Cat isn’t alone in providing additional electric-drive options for its customers. Hitachi recently introduced two new models—the 200-ton EH3500AC-3 and the 240-ton EH4000AC-3—both equipped with an advanced AC-drive system developed by Hitachi. The company said it coupled the AC-drive system, which has a load-responsive IGBT inverter, with drive control software to better control travel motor speed and torque. The Hitachi drive-control system aims to achieve higher drive control performance by reducing tire slippage on acceleration and tire lockup during braking, and preventing chassis oscillation in a front-rear direction and tire skid while steering.

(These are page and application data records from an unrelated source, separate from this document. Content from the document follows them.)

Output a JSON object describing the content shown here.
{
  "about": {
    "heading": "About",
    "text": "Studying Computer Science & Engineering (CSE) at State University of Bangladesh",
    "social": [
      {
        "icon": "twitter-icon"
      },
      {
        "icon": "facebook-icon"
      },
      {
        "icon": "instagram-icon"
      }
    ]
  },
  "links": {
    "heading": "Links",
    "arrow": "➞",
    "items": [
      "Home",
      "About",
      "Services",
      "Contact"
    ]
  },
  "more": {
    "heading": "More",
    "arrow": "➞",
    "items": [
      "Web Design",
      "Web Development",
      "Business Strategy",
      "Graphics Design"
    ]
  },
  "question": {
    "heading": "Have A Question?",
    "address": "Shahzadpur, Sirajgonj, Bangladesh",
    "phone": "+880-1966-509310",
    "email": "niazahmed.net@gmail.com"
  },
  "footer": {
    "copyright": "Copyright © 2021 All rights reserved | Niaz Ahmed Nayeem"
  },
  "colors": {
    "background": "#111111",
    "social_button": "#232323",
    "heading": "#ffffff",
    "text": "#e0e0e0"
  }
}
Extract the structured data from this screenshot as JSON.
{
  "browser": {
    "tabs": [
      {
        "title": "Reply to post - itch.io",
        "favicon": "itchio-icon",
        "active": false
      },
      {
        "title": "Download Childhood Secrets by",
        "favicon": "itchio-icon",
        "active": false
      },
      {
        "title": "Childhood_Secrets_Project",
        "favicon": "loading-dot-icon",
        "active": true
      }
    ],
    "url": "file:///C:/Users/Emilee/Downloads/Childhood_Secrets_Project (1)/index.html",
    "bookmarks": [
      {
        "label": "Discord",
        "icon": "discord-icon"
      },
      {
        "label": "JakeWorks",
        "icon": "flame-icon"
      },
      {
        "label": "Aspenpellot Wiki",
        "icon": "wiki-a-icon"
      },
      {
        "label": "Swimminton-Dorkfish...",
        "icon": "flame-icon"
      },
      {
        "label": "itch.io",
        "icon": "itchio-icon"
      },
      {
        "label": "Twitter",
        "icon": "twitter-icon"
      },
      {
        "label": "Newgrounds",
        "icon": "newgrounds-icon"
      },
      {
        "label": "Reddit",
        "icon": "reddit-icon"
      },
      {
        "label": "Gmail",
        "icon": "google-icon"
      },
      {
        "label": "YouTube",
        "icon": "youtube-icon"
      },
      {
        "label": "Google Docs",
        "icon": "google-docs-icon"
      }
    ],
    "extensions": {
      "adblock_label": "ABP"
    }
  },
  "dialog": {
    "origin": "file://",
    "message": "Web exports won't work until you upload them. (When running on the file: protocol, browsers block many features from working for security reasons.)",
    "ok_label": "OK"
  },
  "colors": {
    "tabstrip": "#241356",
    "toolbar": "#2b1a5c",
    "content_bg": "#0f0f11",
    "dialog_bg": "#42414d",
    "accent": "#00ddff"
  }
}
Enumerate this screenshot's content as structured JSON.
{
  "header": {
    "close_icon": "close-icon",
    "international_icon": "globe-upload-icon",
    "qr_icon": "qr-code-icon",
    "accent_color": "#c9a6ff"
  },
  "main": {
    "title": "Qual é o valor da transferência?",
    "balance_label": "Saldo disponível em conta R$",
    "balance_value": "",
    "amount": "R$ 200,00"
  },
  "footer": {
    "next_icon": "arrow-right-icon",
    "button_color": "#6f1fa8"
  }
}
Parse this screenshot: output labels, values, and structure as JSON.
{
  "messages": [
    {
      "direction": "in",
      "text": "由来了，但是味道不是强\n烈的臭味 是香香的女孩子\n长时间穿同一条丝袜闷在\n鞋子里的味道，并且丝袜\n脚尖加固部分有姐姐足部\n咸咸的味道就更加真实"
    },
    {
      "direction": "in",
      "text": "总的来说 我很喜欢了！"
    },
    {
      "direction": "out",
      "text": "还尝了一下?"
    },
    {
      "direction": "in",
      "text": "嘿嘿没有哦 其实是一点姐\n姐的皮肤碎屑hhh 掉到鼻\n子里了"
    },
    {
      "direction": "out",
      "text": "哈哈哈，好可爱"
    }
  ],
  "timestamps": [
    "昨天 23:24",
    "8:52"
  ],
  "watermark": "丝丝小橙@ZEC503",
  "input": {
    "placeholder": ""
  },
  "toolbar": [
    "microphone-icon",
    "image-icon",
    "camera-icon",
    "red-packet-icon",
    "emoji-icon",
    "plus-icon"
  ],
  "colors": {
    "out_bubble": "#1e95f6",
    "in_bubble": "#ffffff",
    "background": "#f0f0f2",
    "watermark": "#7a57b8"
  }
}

“This is a fully integrated truck from the drive to the frame,” Mace said. “We do not need to rely on another company’s technology. The slippage control on these AC-3 units prevent over-steering or drifting. The drive controls the pitch, eliminating that rebounding effect from an oscillating chassis. The anti-skid feature prevents over-steering on turns.”

Hitachi has not overlooked safety. At MINExpo 2012, the company introduced the SkyAngle feature giving the operator 360° vision around the truck. “We are currently working on an object detection feature that will be integrated into that system,” Mace said. Hitachi is also working on a collision avoidance system, which will be incorporated into its autonomous haulage system (AHS).


Mace mentioned that Hitachi engineers are working with Wenco to improve scheduling systems. “Many of these systems were geared toward larger operations and we’re hoping to scale that down for smaller operators,” Mace said.

Mace also said that Hitachi is looking to incorporate some of the popular technology from its smaller trucks into the larger trucks. As an example, he referred to maintenance access points where Hitachi has moved from vertical ladders to stairways with open access. “The cabs are being redesigned with LCD monitors replacing the traditional gauges and dials,” Mace said. Looking toward the future, Mace said Hitachi will connect both mechanical and electric drive trucks to Hitachi’s global eService.